To the unconstrained, the needs of justice and liberty and human welfare will all too often trump the dusty old words of long-dead people. To the constrained, written law consistently enforced is the very thing that enables justice and liberty and human welfare to exist in the first place.
You can’t reconcile those views. Sowell talks about that at length in his 1987 book, noting for example that American conservatives had, to that point, offered no real intellectual resistance to the idea of social justice because the very concept is sheer nonsense from the constrained vision. Arguing against social justice was, for the constrained and in this case conservative vision, like trying to make rational arguments against the hunting of unicorns.
(It should be emphasized that there is not a one-to-one relationship between constrained:unconstrained and right:left. Sowell makes this point repeatedly, offering many examples of places where conservative thinking tends toward the unconstrained or where leftist thinking tends toward the constrained. But by and large, the alignment is pretty consistent.)
The views are, as I was saying, entirely incompatible. They’re not just mutually exclusive, they’re mutually annihilating. They’re not so much yin and yang as matter and anti-matter.
This is why every Supreme Court nomination hearing becomes a three-ring circus, a dumpster fire, a train wreck. It isn’t a conflict between Democrats and Republicans, or progressives and conservatives: it’s a steel-cage death match between the constrained and unconstrained visions.
American conservatives see the world largely through the constrained vision. They believe that a judge’s job is to ensure that the the law is applied faithfully and consistently.
The American left sees the world largely through the unconstrained vision. They believe that a judge’s job is to ensure that justice is done, and that justice is a relative term from case to case.
This conflict of visions means that conservatives trying to argue that a given gun control measure can’t be imposed because it would violate the second amendment are wasting their time. They’re not just barking up the wrong tree: they’re barking in the wrong language. In the wrong park. In the wrong country. Progressives don’t care about the second amendment, or the Constitution, or precedent. They know what’s fair, and just, and right, and see no reason to let musty old laws get in their way.
If conservatives hope to have any success arguing against progressives, they have to realize that arguing from the logic of the constrained vision will get them nowhere with the left. It’ll be failure theatre until the end of time.
One of Donald Trump’s underappreciated strengths was that he was able to communicate important tenets of the constrained vision to people who weren’t previously attuned to it. That helped empower the walkaway movement and Blexit. The strength was however offset by its evil conjoined twin, an ability to alienate people and organizations on the right who were more attached to the Republican party than to the constrained vision it had historically represented.

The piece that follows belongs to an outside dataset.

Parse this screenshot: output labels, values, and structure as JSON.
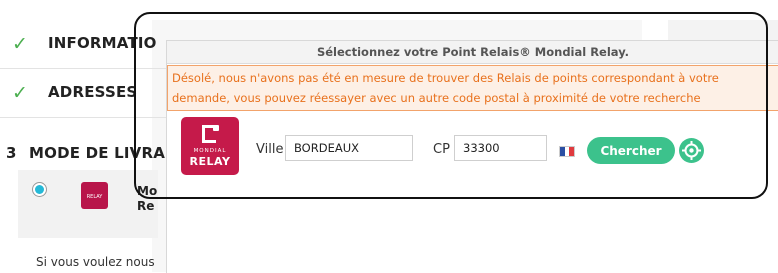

Fortunately there weren’t very many of them: unfortunately, they were given an outsized voice by the media.
One of Joe Biden’s less remarked upon weaknesses is his inability to communicate the unconstrained vision to anyone not already attuned to it. Worse, he appears to be surrounded by people who consider that a feature rather than a bug, and to be supported by a media establishment so deeply entrenched in the unconstrained vision that they aren’t even aware there is another vision.
Would Joe Biden actually deploy F-15s and nuclear weapons against American citizens taking up arms to defend themselves from a Constitutionally prohibited attempt to confiscate those arms?
I sincerely doubt it, but I sure as hell hope we don’t have to find out.
Meanwhile, Bill Whittle recently put out a video related to the communication problems of the right—he touches on a lot of the same ground I just covered, but from a very different angle.
Give it a watch, and enjoy the weekend!